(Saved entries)
★ ★ ★ ★

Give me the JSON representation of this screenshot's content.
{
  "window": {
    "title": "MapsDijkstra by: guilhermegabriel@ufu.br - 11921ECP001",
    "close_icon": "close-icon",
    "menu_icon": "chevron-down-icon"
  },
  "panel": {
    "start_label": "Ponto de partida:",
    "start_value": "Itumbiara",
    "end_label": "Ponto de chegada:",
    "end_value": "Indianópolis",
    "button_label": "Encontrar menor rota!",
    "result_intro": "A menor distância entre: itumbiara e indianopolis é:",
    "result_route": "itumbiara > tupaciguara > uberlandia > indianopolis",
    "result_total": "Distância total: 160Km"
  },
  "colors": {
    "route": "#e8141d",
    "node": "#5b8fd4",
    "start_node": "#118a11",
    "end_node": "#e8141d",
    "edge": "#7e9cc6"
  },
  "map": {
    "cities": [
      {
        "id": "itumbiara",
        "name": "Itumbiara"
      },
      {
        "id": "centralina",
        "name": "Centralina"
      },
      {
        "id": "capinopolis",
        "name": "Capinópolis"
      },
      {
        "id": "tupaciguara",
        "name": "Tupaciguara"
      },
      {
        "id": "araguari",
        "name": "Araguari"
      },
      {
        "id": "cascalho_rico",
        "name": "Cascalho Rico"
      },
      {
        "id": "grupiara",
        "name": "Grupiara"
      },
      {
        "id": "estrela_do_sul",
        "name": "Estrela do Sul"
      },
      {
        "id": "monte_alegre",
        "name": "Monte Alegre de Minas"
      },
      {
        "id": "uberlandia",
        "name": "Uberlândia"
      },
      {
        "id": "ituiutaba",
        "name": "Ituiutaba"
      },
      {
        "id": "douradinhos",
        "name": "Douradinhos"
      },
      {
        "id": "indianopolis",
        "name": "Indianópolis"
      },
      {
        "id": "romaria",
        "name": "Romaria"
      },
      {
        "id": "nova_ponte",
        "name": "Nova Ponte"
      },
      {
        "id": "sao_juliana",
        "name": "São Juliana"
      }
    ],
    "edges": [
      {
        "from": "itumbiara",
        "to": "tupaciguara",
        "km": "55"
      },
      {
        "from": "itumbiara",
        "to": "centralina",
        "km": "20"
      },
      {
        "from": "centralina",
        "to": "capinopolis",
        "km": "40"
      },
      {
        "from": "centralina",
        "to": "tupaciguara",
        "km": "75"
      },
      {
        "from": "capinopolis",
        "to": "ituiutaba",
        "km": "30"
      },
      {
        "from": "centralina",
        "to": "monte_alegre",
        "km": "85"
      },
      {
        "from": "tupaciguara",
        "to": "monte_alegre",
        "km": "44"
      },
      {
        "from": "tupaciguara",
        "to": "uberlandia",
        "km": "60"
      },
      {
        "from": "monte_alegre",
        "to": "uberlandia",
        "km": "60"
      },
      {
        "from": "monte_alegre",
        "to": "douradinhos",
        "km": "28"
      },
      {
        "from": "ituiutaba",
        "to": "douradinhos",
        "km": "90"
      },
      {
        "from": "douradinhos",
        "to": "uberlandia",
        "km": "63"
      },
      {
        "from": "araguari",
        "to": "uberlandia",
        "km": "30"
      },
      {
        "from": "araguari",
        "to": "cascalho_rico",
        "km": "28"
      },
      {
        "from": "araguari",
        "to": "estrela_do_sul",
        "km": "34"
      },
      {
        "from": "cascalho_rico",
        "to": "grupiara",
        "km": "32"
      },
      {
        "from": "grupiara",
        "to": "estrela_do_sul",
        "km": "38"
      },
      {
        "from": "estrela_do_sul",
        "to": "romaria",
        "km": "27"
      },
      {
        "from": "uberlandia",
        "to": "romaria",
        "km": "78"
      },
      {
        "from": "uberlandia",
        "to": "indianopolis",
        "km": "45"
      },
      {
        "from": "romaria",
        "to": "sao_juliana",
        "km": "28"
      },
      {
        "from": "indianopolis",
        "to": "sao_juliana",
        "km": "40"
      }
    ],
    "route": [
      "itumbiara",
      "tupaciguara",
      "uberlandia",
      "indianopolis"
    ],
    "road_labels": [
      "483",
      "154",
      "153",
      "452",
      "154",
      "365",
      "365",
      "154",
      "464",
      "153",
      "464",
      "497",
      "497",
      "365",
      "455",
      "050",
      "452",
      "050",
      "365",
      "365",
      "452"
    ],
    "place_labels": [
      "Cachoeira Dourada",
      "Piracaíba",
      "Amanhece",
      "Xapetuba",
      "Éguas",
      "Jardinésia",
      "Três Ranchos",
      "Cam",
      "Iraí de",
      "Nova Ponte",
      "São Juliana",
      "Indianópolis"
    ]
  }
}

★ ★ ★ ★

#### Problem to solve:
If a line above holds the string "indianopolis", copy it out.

#### Reply to the task:
    "result_intro": "A menor distância entre: itumbiara e indianopolis é:",
    "result_route": "itumbiara > tupaciguara > uberlandia > indianopolis",
        "id": "indianopolis",
        "to": "indianopolis",
        "from": "indianopolis",
      "indianopolis"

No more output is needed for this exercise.